Can You Attach Baseboard Without Nails?

Yes, you can attach a baseboard without nails, but it isn’t the usual method of installation. Nevertheless, if you use a good quality, construction-grade adhesive, you will be able to achieve a tight-fitting, professional finish.

Generally, a thin trim made from lightweight wood works best if you are going to glue it in place. You will also need to work out how to keep the trim in place while the adhesive dries. It stands to reason that you won’t be able to use clamps except at the corner of a room that opens into an adjacent space. But it certainly is possible. Also, some adhesives dry more quickly than others. So make sure to check this factor before you commit to a product.

Tip: I recently held a glued baseboard in place for several hours by placing random heavy objects, including a gas canister, against it.

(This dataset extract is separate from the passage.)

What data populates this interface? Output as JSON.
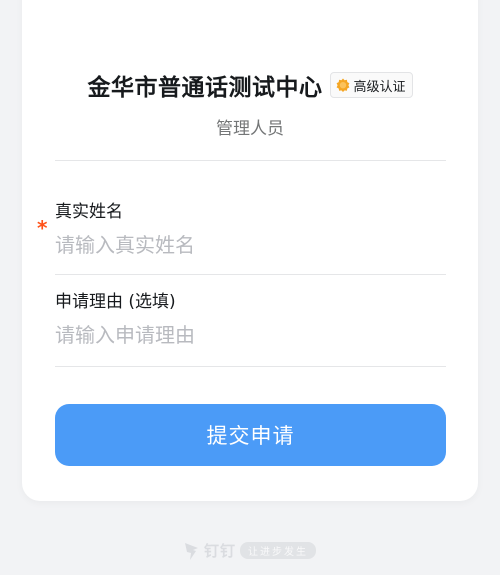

Ultimately, baseboards are a finishing element. They don’t play a structural role in the building. So, if you glue your baseboards well, that’s absolutely fine. Additionally, you won’t have to fill nail holes on the outside of the trim or worry about having to remove the nails later.


Every construction project that utilizes nails requires the right size for the job at hand. If the nails are too long or too short you can have some big issues. But, when you are nailing a baseboard trim, it also depends on the thickness of the trim. Another important factor is the thickness of your studs and the drywall.

And, of course, you also need the best nailer for the job.

It isn’t rocket science. Just like the basic rules of building – plumb, level, and square – you just need to know what you’re dealing with. How thick is your baseboard? How thick is the material you are attaching it to? Is there anything you risk damaging when you nail the baseboard to your walls?

This article provides basic pointers that will help you install your own baseboard trim successfully even if you’ve never done it before. You might also want to read about how to choose the right framing nail size.